--- WHAT YOU NEED TO DO ---
Search the data for the word "icon". Reproduce every line where it is found.

--- GIVEN RECORDS ---
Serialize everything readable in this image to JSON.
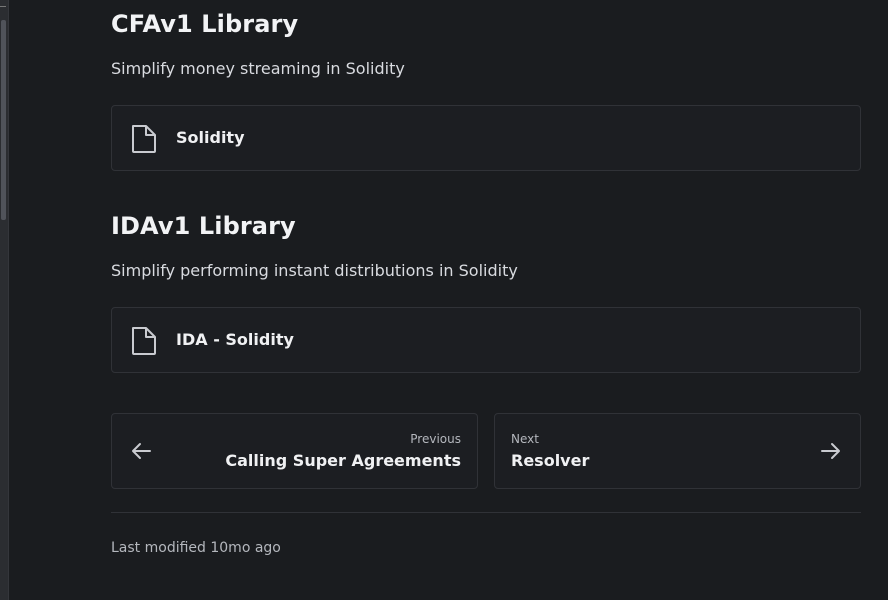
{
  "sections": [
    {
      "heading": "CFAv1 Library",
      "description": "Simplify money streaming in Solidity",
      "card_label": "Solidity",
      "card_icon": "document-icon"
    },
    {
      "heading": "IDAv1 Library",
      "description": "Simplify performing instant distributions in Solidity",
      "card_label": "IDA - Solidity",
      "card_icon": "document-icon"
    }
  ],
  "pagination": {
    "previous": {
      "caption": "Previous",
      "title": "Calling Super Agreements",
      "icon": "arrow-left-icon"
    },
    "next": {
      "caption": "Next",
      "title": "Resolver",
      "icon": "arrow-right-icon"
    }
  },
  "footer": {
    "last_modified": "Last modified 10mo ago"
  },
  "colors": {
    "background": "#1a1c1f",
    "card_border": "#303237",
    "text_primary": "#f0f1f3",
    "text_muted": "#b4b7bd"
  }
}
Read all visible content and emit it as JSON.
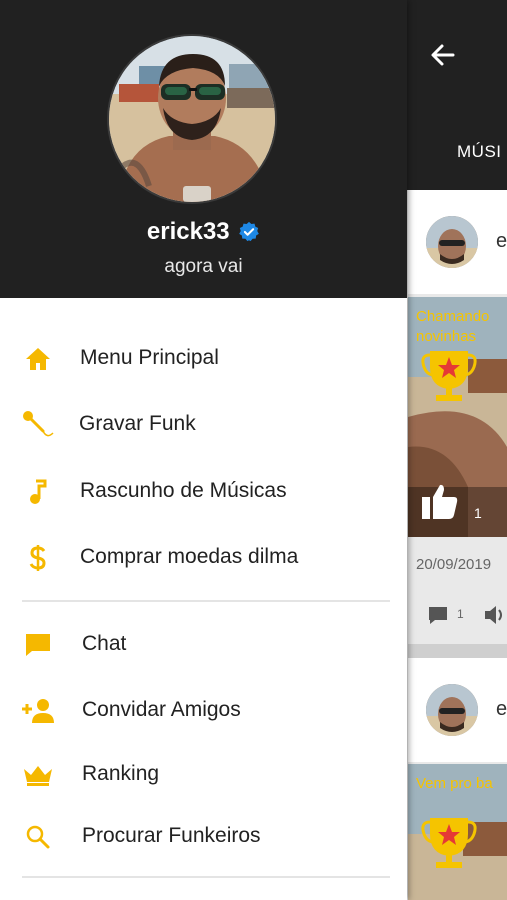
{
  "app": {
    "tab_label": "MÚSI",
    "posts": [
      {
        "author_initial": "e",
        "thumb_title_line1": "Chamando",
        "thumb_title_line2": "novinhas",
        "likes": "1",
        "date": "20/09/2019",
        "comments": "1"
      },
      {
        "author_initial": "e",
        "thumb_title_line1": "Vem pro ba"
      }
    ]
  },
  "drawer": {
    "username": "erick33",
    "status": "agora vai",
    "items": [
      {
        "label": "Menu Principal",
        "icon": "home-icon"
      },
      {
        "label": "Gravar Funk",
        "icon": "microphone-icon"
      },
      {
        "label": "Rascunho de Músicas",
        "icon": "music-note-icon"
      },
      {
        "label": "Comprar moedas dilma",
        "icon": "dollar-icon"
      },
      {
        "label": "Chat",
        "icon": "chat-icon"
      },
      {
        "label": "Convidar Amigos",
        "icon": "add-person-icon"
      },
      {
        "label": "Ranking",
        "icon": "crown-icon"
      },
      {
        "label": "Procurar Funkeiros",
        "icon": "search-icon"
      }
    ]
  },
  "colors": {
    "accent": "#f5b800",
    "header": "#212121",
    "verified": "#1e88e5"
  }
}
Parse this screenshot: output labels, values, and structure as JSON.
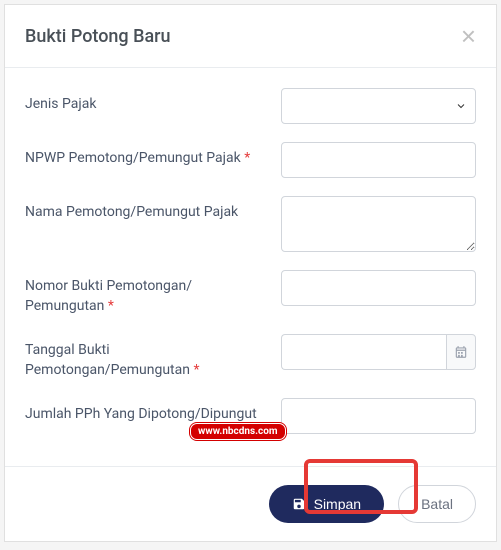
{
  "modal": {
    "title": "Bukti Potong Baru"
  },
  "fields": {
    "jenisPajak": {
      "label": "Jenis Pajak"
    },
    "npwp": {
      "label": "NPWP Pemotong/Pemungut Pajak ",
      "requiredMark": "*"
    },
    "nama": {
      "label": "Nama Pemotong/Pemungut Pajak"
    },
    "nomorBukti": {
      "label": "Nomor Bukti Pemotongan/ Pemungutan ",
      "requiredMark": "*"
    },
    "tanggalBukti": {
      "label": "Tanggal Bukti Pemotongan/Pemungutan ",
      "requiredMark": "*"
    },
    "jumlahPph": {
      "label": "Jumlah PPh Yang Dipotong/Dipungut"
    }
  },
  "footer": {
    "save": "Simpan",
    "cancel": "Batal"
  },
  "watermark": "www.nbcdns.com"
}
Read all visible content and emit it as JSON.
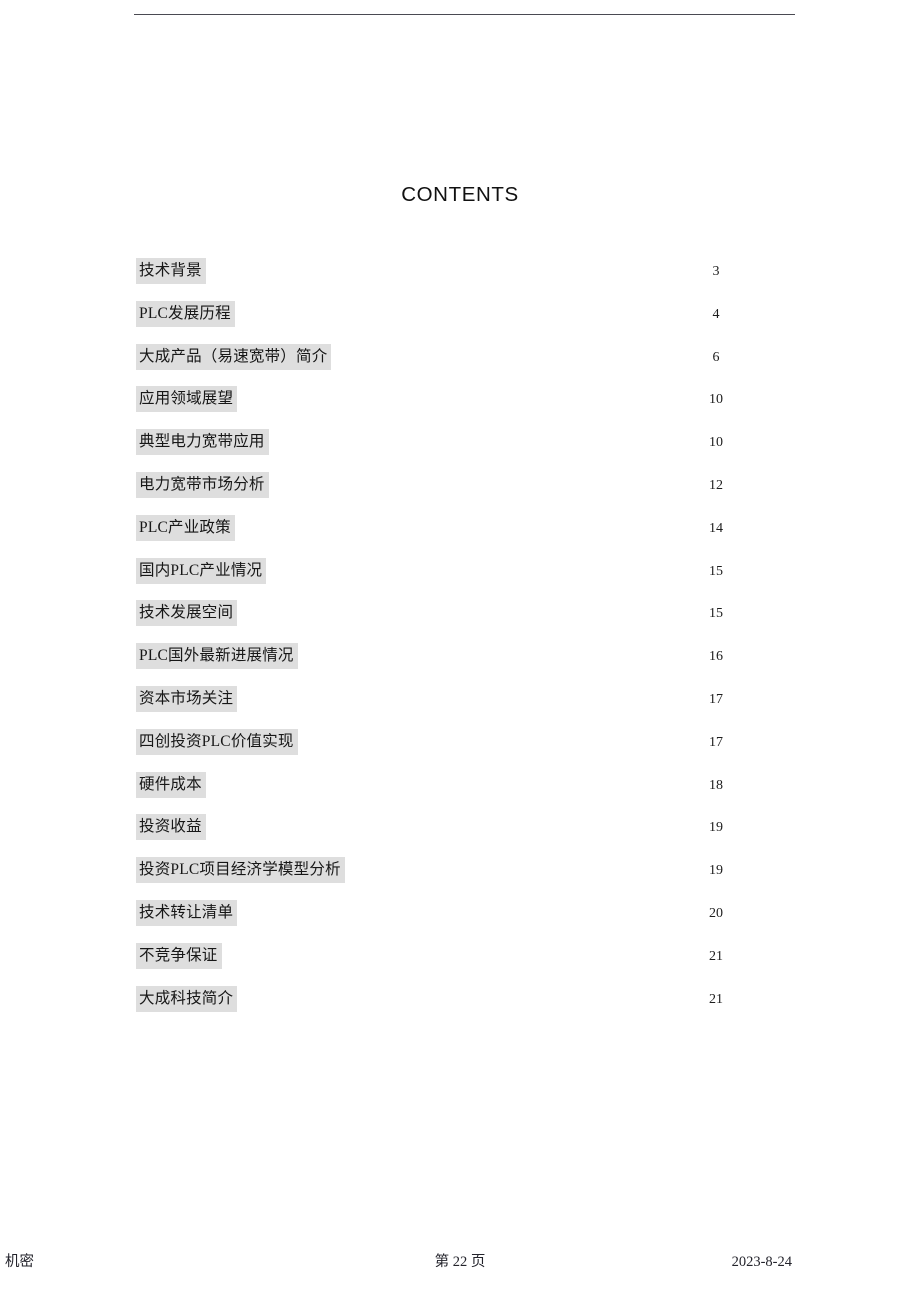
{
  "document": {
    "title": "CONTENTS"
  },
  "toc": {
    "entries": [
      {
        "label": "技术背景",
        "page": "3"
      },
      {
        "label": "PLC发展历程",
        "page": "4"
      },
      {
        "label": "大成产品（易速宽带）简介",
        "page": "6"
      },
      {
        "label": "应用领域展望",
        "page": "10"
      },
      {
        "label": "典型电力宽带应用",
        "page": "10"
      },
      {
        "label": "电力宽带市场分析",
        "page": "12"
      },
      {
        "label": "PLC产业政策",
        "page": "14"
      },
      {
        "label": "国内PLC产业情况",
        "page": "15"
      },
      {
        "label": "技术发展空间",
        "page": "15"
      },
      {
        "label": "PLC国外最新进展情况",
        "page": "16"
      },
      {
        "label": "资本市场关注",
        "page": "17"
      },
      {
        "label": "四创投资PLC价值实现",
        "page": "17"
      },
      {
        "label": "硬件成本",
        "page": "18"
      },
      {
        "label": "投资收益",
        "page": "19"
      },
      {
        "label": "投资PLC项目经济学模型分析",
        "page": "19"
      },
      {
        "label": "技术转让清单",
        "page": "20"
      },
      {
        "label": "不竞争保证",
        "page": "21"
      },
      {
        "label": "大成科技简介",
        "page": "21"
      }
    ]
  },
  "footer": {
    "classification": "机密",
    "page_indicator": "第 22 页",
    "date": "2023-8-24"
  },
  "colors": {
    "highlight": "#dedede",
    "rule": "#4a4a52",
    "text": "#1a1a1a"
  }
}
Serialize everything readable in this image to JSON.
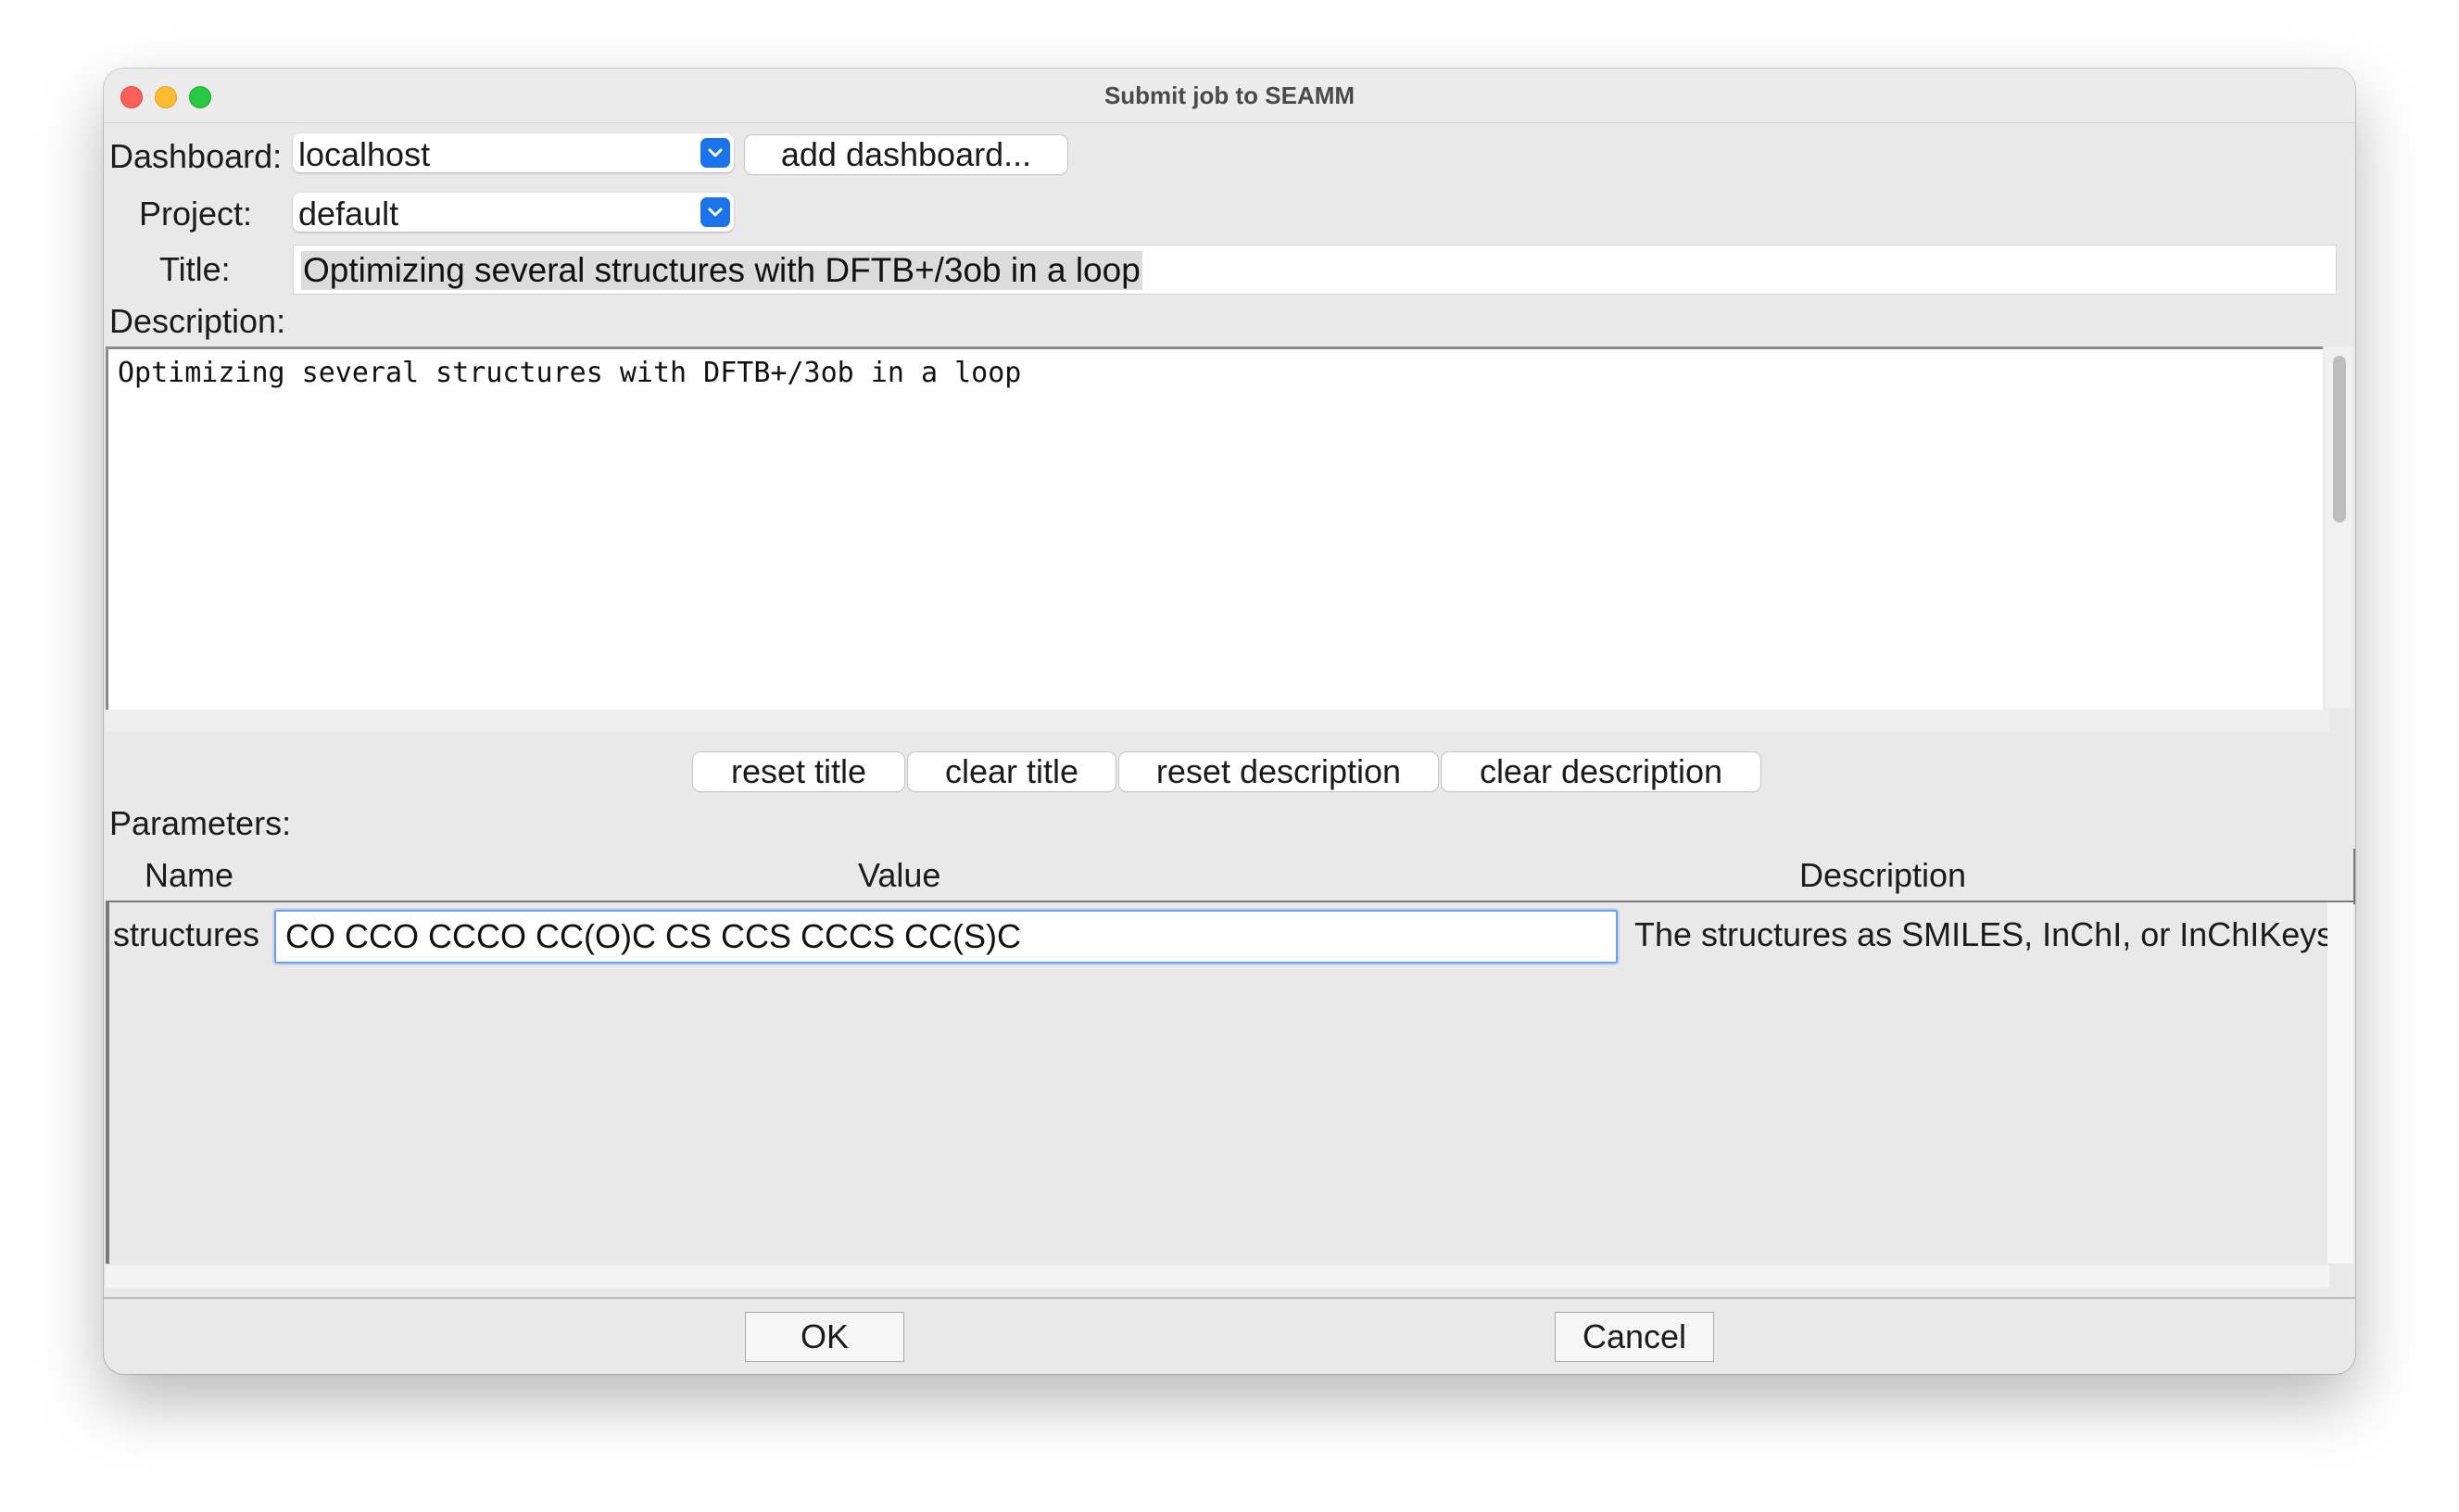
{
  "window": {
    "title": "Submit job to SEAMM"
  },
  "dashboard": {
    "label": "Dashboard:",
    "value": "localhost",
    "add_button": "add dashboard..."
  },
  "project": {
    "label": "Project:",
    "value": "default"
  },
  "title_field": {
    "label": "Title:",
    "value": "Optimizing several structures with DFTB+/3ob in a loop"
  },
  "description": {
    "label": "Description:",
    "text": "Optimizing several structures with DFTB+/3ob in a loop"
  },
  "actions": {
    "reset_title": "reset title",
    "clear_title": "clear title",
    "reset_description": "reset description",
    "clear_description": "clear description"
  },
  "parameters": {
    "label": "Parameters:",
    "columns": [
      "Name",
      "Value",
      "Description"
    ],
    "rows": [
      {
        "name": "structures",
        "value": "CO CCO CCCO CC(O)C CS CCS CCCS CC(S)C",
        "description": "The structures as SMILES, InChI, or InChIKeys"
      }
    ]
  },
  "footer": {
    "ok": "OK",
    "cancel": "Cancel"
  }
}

--- EXERCISE ANSWER ---
      "card_icon": "document-icon"
      "card_icon": "document-icon"
      "icon": "arrow-left-icon"
      "icon": "arrow-right-icon"
        "icon": "home-icon"
        "icon": "microphone-icon"
        "icon": "music-note-icon"
        "icon": "dollar-icon"
        "icon": "chat-icon"
        "icon": "add-person-icon"
        "icon": "crown-icon"
        "icon": "search-icon"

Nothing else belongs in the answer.